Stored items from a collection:
▼

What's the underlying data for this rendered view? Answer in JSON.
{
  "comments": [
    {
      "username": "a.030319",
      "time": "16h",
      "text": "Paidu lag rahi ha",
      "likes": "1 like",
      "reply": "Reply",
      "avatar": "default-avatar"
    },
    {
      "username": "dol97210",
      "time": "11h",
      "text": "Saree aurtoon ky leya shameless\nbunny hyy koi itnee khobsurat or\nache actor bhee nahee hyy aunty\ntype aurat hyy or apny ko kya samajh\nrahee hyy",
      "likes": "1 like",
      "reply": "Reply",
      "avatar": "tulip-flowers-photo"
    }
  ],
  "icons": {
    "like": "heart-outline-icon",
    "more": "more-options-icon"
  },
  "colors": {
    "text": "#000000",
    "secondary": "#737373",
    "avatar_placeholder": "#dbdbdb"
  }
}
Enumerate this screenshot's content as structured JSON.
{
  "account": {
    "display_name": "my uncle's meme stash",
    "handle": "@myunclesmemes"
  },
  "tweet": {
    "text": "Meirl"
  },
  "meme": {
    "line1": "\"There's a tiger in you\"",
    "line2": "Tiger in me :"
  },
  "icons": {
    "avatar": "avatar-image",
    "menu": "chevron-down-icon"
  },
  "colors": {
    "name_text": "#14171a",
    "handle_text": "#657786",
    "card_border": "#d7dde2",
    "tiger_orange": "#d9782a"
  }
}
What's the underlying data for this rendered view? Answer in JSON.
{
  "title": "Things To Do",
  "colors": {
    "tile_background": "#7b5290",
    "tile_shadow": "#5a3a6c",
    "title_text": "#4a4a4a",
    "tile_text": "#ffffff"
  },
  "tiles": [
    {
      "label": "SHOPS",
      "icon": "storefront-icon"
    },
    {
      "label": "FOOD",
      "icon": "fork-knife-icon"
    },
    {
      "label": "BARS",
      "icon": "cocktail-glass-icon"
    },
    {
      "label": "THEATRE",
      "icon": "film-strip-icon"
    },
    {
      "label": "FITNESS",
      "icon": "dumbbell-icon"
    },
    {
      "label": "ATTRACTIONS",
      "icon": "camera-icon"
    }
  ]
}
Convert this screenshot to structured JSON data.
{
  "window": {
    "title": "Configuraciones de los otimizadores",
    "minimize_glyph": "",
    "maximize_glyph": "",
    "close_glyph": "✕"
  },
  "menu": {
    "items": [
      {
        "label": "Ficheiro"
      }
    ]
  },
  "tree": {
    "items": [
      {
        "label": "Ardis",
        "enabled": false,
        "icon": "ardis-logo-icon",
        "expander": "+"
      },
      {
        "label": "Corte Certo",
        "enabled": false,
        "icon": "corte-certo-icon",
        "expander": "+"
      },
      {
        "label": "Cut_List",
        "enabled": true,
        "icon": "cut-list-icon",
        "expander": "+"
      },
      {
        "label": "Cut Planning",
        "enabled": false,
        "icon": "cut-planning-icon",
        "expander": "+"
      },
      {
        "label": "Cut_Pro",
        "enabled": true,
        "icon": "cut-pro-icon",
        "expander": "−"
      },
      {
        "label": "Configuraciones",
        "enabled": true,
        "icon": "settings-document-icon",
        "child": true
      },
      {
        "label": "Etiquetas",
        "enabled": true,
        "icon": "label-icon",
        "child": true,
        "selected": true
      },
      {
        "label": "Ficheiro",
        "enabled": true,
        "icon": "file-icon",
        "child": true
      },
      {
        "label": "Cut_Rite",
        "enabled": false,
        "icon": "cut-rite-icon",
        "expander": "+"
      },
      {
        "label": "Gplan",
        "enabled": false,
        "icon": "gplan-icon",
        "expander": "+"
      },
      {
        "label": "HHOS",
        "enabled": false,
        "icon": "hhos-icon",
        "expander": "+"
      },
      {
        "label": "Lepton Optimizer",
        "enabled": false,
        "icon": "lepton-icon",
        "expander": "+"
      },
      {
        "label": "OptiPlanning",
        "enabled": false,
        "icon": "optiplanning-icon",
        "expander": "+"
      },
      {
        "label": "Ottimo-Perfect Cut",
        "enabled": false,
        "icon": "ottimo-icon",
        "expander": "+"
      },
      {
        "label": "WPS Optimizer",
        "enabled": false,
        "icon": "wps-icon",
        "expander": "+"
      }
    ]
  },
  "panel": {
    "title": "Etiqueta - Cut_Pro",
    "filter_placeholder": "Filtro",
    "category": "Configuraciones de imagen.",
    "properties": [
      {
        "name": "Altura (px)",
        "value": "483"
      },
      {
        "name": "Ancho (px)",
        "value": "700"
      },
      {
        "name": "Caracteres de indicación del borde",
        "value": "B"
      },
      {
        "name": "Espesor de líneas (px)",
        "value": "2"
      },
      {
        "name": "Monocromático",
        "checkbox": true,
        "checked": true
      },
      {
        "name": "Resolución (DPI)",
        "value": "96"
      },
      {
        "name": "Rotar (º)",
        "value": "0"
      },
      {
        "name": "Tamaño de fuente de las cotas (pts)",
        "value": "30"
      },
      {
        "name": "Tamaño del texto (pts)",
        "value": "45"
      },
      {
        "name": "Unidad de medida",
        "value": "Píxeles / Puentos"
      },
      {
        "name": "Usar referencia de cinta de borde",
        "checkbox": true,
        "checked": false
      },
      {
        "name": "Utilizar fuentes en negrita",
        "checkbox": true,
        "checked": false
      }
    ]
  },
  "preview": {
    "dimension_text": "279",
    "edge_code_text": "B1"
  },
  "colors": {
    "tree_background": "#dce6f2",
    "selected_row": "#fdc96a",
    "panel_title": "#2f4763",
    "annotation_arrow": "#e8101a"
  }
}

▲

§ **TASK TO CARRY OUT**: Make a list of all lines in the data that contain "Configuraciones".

§ **ANSWER SPACE**:
    "title": "Configuraciones de los otimizadores",
        "label": "Configuraciones",
    "category": "Configuraciones de imagen.",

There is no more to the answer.